Murder in the Gunroom HTML version

Chapter 6
The Fleming butler—Walters, Rand remembered Gladys Fleming having called him—
became apologetic upon learning who the visitor was.
"Forgive me, Colonel Rand, but I'm afraid I must put you to some inconvenience, sir," he
said. "You see, we have no chauffeur, at present, and I don't drive very well, myself.
Would you object to putting up your own car, sir? The garage is under the house, at the
rear; just follow the driveway around. I'll go through the house and meet you there for the
luggage. I'm dreadfully sorry to put you to the trouble, but...."
"Oh, that's all right," Rand comforted him. "Just as soon do it, myself, now, anyhow. I
expect to be in and out with the car while I'm here, and I'd better learn the layout of the
garage now."
"You may back in, sir, or drive straight in and back out," the butler told him. "One way's
about as easy as the other."
Rand returned to his car, driving around the house. A row of doors opened out of the
basement garage; Walters, who must have gone through the house on the double, was
waiting for him. Having what amounted to a conditioned reflex to park his car so that he
could get it out as fast as possible, he cut over to the right, jockeyed a little, and backed
in. There were already two cars in the garage; a big maroon Packard sedan, and a sand-
colored Packard station-wagon, standing side by side. Rand put his Lincoln in on the left
of the sedan.
"Bags in the luggage-compartment; it isn't locked," he told the butler, making sure that
the glove-compartment, where he had placed the Leech & Rigdon revolver, was locked.
As he got out, the servant went to the rear of the car and took out the Gladstone and the
B-4 bag Rand had brought with him.
"If you don't mind entering the house from the rear, sir, we can go up those steps, there,
and through the rear hall," the butler suggested, almost as though he were making some
indecent and criminal proposal.
Rand told him to forget the protocol and lead the way. The butler picked up the bags and
conducted him up a short flight of concrete steps to a landing and a door opening into a
short hall above. An open door from this gave access to a longer hall, stretching to the
front of the house, and there was a third door, closed, which probably led to the servants'
Rand followed his guide through the open door and into the long hall, which passed

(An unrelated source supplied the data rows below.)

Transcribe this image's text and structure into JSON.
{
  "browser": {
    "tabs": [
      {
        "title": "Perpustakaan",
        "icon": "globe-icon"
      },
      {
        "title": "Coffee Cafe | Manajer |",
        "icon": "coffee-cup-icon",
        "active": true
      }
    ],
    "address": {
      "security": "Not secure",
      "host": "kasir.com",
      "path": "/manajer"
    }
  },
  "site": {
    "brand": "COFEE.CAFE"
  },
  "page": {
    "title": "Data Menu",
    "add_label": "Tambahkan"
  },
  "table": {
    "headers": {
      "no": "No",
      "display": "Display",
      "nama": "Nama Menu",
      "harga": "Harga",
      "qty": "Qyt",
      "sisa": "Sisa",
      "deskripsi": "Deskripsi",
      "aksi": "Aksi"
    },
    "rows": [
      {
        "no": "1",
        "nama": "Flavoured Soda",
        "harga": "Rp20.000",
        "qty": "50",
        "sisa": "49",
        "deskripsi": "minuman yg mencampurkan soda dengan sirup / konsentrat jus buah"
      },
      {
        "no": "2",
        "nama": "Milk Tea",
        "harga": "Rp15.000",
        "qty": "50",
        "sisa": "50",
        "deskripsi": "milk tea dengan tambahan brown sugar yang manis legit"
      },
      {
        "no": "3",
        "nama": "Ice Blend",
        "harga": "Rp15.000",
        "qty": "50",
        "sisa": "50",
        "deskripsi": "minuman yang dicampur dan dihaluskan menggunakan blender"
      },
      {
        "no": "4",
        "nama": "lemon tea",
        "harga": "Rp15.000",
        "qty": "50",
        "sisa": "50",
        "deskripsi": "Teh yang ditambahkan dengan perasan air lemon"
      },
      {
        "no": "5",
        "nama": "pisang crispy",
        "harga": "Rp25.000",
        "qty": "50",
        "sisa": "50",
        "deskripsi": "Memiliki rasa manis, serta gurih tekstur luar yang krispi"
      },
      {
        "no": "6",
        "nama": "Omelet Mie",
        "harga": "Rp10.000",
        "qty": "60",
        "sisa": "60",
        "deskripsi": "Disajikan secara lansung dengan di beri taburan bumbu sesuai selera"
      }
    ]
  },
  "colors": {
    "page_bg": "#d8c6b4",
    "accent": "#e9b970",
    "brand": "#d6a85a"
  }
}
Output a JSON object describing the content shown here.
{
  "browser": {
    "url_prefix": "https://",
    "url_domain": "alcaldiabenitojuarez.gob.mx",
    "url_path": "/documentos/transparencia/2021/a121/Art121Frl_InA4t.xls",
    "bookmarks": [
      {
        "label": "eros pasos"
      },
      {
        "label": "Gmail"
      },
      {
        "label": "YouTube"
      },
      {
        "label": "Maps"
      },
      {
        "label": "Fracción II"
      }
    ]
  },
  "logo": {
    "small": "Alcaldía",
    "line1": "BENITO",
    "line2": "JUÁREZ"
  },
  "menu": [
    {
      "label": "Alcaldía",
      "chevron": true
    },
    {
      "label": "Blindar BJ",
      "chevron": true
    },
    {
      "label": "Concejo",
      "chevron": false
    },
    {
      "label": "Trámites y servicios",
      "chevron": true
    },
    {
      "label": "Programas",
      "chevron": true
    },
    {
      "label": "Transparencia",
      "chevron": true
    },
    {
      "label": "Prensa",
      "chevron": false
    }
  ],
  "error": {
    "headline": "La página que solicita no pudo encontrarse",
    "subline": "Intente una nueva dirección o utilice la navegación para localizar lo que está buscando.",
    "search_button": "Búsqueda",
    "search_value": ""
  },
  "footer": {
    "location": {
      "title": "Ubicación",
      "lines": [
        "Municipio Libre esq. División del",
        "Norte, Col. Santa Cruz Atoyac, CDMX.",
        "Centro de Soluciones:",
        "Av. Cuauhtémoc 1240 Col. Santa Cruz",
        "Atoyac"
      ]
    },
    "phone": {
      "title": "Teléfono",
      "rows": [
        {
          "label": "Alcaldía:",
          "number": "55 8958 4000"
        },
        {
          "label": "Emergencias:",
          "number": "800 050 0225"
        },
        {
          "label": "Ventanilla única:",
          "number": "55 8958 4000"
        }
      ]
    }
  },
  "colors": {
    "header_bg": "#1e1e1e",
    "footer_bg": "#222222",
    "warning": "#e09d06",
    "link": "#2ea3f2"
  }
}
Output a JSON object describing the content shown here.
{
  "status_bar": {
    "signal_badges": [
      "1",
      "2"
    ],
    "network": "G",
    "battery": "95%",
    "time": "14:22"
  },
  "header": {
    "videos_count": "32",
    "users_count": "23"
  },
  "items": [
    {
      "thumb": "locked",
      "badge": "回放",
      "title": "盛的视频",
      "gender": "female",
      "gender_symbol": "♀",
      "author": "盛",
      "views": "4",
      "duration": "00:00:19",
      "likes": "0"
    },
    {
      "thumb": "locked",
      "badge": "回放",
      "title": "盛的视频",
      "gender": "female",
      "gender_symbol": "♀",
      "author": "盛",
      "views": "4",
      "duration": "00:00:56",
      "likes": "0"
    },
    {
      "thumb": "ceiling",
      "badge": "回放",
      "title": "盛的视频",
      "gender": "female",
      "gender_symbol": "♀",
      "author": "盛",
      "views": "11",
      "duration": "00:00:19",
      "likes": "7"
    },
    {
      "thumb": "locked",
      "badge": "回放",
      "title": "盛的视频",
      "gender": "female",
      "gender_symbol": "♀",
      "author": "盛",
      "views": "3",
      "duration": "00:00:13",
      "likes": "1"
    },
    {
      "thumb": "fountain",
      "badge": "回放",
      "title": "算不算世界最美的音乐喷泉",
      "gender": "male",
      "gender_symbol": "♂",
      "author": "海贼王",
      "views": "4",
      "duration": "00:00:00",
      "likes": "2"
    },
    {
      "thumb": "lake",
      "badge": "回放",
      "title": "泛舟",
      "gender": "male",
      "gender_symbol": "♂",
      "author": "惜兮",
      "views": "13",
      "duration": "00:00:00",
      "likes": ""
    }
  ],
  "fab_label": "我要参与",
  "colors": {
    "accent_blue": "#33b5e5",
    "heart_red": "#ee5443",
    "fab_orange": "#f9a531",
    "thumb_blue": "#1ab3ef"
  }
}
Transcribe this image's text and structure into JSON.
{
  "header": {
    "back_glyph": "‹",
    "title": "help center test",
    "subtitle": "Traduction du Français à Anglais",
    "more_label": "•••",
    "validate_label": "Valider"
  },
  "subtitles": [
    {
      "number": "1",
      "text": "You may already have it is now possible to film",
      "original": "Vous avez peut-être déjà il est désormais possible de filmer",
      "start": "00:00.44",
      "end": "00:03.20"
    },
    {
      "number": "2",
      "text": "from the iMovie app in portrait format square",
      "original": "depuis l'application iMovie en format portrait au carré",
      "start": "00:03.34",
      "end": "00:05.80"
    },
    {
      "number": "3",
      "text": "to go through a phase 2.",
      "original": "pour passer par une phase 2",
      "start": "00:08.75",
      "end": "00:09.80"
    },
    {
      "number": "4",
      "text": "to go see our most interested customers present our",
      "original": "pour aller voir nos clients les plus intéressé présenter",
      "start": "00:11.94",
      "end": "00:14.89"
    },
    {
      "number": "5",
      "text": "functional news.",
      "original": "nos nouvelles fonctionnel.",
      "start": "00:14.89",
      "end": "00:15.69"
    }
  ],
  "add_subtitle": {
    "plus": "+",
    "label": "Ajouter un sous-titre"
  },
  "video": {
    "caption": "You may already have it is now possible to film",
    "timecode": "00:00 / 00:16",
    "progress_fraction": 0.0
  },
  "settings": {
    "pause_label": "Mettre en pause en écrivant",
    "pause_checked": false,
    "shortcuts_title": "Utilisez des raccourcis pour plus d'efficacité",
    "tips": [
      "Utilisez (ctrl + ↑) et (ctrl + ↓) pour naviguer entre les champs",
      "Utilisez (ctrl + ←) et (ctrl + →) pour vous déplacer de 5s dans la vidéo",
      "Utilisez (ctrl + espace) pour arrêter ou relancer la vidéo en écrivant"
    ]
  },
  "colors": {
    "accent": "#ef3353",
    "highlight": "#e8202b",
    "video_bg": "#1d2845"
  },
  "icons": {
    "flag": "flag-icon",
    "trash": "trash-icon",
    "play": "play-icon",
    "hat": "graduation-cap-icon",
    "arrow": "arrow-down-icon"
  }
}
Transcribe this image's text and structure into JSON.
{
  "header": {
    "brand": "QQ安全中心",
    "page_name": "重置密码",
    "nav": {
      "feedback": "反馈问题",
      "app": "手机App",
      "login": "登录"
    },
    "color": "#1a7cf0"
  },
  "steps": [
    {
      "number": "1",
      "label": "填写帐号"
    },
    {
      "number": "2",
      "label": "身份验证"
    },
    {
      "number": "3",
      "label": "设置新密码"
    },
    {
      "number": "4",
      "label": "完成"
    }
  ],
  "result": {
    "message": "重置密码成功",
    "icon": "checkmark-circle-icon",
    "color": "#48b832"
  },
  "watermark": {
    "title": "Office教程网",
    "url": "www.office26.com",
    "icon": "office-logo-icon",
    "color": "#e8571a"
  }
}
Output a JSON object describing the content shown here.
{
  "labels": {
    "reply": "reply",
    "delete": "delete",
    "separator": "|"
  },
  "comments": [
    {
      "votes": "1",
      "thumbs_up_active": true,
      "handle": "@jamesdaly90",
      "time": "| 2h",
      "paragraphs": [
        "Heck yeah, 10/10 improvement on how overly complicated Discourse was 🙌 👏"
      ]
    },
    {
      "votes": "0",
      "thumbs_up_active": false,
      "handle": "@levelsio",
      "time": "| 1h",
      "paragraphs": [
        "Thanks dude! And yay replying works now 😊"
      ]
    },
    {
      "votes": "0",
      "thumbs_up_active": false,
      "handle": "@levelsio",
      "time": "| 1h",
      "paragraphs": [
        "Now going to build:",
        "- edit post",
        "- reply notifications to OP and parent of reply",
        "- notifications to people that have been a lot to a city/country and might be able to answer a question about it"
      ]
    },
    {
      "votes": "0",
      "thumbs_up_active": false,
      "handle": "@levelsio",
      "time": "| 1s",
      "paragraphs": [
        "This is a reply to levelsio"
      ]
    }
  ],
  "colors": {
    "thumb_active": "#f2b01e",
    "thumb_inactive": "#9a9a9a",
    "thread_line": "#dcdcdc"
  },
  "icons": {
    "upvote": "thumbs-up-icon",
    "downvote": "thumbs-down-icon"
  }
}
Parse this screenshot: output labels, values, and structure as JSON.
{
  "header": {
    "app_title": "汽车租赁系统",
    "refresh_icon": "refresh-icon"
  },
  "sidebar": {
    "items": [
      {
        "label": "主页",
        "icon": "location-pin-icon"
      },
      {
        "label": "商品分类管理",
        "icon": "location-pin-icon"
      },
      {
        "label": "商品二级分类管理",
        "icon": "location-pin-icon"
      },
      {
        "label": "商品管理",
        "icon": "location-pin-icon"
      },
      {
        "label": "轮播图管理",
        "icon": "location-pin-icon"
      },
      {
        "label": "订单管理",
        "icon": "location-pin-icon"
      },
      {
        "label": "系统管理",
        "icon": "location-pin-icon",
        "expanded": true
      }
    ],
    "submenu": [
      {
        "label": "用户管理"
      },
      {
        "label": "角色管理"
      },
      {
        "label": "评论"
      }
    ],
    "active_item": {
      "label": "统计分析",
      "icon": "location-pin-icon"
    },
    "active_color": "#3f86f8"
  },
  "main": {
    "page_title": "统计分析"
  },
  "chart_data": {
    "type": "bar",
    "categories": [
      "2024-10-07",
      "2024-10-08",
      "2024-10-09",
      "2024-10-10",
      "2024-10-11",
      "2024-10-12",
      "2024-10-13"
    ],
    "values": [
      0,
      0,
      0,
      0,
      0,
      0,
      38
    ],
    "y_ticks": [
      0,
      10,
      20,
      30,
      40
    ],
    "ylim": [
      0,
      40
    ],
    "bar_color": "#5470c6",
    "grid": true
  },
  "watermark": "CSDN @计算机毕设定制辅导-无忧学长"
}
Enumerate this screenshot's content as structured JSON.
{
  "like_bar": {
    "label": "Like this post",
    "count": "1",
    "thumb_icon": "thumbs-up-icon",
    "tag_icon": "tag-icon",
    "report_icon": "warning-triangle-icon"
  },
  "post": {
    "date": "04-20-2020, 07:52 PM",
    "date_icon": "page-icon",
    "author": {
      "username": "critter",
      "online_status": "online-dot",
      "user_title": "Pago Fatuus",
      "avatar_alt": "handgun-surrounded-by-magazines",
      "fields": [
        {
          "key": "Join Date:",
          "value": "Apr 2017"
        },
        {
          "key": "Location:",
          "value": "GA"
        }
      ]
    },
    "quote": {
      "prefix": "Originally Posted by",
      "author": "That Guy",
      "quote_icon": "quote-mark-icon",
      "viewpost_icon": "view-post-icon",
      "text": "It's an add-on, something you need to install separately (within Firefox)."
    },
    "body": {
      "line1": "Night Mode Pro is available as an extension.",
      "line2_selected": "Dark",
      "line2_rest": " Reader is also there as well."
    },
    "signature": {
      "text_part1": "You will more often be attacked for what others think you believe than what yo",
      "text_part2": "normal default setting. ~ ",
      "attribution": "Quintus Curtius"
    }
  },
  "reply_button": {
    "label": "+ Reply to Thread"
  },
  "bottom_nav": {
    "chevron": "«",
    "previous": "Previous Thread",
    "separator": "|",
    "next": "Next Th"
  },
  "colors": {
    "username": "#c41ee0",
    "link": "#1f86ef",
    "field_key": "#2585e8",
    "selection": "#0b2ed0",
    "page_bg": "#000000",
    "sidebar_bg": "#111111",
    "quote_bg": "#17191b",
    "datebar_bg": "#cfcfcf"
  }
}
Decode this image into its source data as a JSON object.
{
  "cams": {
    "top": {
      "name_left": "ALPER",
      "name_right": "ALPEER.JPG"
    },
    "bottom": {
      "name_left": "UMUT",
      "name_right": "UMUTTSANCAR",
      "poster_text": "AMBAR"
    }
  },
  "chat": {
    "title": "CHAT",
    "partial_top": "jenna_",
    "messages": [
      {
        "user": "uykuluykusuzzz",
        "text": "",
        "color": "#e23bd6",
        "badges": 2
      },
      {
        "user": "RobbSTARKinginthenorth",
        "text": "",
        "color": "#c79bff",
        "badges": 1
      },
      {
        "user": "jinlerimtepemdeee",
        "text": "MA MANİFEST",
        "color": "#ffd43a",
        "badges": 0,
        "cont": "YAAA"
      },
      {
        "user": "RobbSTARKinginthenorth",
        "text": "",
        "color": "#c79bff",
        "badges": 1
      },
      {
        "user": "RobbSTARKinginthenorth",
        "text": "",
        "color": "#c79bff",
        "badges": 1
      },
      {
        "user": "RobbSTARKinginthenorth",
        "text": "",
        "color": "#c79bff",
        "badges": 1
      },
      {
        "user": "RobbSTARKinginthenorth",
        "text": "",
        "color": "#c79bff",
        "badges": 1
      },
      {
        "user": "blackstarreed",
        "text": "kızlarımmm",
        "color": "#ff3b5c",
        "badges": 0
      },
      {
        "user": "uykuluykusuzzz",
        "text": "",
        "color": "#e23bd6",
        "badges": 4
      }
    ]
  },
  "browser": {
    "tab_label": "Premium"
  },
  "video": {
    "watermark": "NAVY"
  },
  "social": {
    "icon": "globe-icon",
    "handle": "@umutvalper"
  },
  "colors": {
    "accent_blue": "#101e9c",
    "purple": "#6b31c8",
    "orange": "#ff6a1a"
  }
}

under an arch to extend to the front door. There was a door on either side, about midway
to the arch under the front stairway; the one on the right was the dining-room, Walters
explained, and the one on the left was the library. He seemed to be still suffering from the
ignominy of admitting a house-guest through any but the main portal.